ABOUT THIS EXERCISE: Find the lines in the listing below that have the word "name" and give their count, nothing else.

MATERIAL SUPPLIED:

- - -

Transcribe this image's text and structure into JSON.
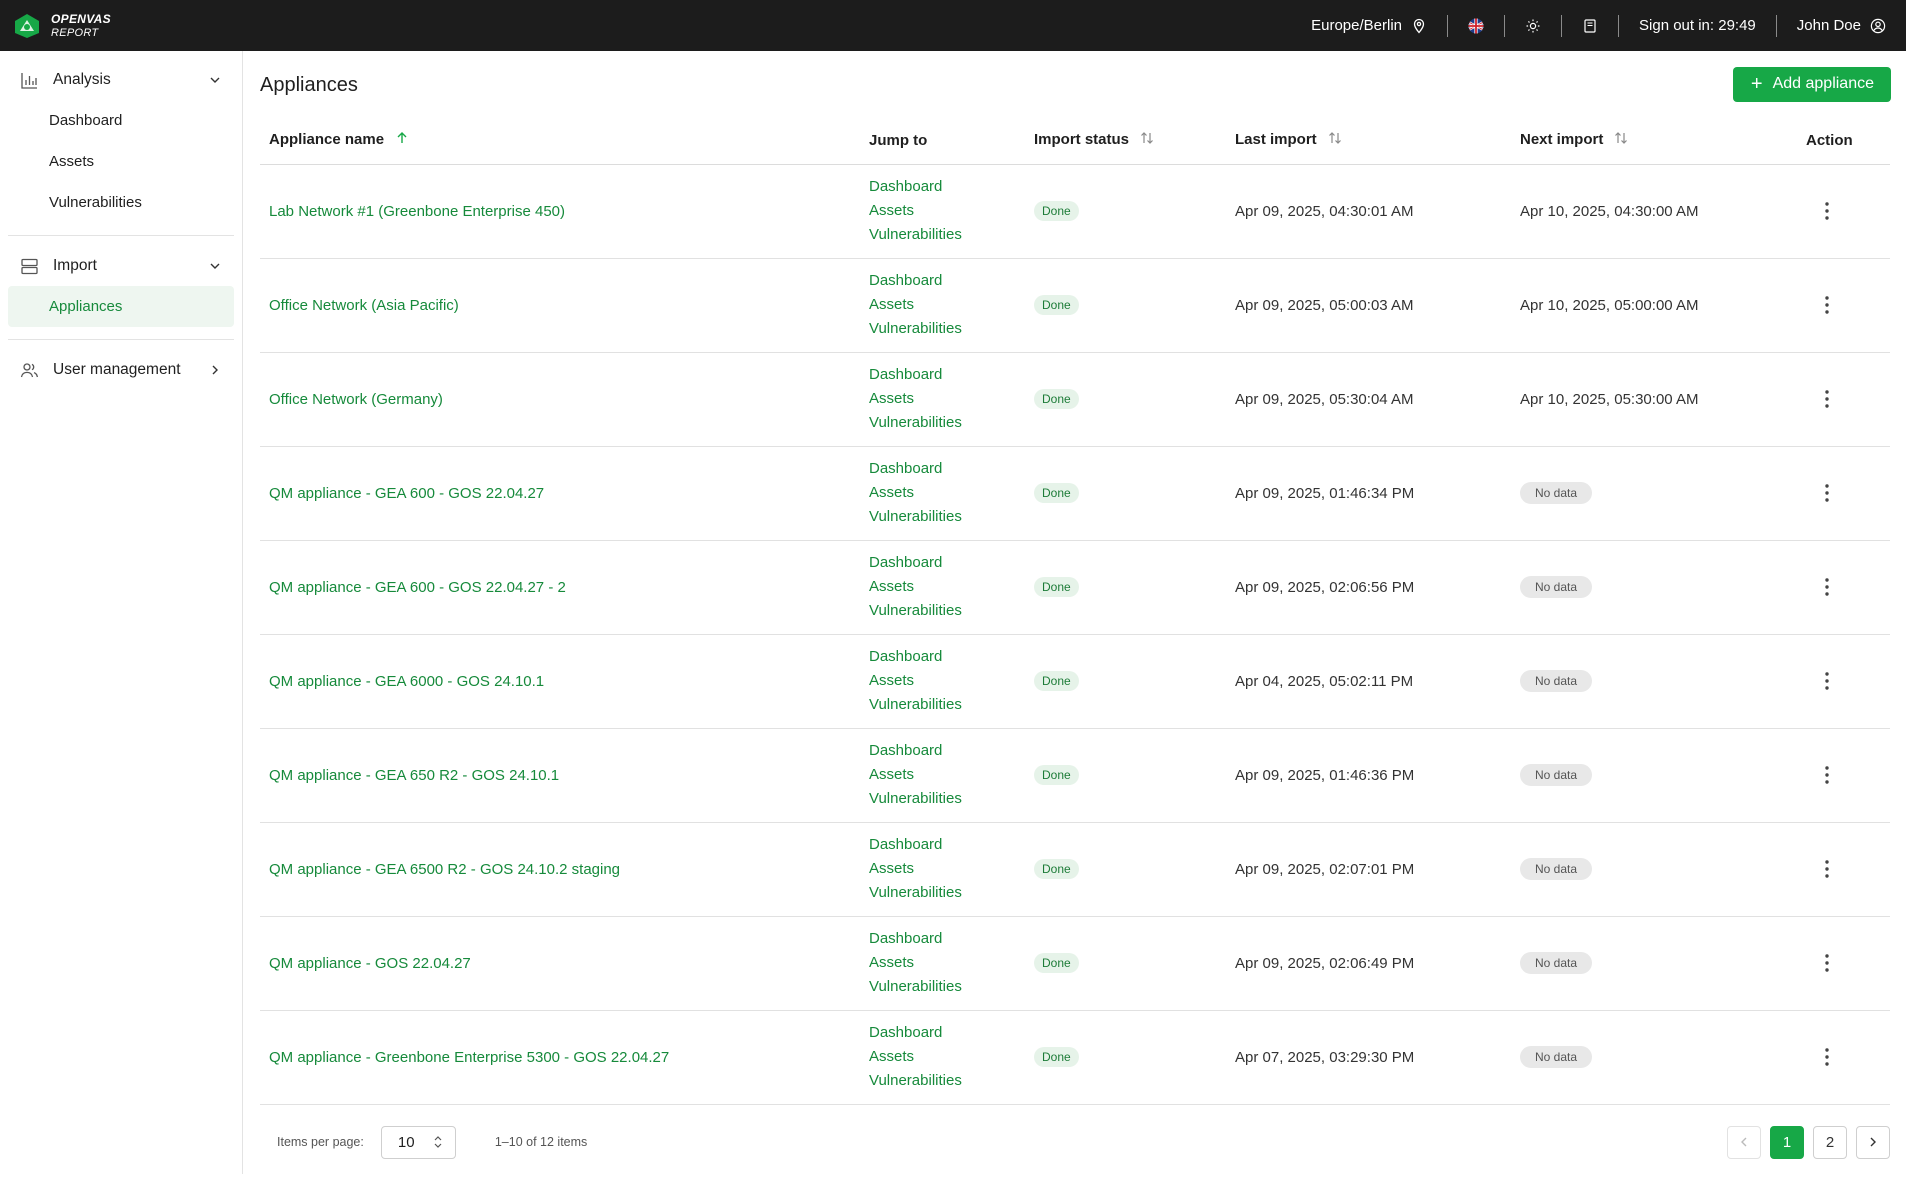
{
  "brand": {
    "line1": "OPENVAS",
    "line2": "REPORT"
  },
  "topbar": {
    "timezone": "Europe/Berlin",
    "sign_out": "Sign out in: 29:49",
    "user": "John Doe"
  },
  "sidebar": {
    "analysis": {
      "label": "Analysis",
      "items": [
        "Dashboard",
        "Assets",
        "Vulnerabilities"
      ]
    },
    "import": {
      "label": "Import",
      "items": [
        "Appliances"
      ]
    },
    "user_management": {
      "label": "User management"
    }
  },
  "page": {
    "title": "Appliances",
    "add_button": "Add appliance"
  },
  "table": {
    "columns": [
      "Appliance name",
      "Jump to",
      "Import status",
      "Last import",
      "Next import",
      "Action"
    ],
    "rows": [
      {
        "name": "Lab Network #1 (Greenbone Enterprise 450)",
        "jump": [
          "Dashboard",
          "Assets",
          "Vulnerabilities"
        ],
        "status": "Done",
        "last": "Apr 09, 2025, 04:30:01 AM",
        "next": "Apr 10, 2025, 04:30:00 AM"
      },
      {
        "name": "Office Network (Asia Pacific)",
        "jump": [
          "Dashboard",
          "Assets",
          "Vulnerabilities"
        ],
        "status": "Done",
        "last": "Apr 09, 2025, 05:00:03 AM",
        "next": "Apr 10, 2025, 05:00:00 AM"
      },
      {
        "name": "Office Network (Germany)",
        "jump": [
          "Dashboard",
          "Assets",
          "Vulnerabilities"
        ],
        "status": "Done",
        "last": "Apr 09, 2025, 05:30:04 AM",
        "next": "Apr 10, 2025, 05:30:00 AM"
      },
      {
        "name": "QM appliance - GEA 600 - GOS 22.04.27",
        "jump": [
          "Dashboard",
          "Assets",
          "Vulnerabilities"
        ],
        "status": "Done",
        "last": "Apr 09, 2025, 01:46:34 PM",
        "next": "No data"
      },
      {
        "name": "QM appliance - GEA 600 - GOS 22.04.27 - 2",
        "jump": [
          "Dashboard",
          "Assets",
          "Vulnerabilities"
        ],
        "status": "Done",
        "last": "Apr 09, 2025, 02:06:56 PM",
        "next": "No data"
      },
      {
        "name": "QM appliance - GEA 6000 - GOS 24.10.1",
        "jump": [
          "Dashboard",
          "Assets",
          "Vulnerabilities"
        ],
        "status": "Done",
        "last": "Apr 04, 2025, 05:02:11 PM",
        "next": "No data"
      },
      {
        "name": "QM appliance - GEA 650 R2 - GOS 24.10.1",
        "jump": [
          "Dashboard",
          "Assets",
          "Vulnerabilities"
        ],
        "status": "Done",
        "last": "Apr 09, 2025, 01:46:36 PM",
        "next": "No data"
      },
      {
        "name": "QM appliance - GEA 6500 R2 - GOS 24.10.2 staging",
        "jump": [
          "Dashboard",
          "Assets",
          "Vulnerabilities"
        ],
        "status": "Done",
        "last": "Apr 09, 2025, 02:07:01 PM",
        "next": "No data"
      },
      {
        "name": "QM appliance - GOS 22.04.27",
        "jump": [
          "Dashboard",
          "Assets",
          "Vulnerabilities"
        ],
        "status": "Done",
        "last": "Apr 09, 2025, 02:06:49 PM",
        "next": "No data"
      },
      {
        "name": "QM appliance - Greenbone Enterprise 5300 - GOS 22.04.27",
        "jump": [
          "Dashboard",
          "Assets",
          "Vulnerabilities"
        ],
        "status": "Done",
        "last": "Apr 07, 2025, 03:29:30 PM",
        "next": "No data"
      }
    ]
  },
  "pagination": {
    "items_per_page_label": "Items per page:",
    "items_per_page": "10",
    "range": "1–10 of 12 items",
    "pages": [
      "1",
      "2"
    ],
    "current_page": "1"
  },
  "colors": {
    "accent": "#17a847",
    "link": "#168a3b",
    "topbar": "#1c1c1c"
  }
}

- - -

RESULT OF THE EXERCISE: 11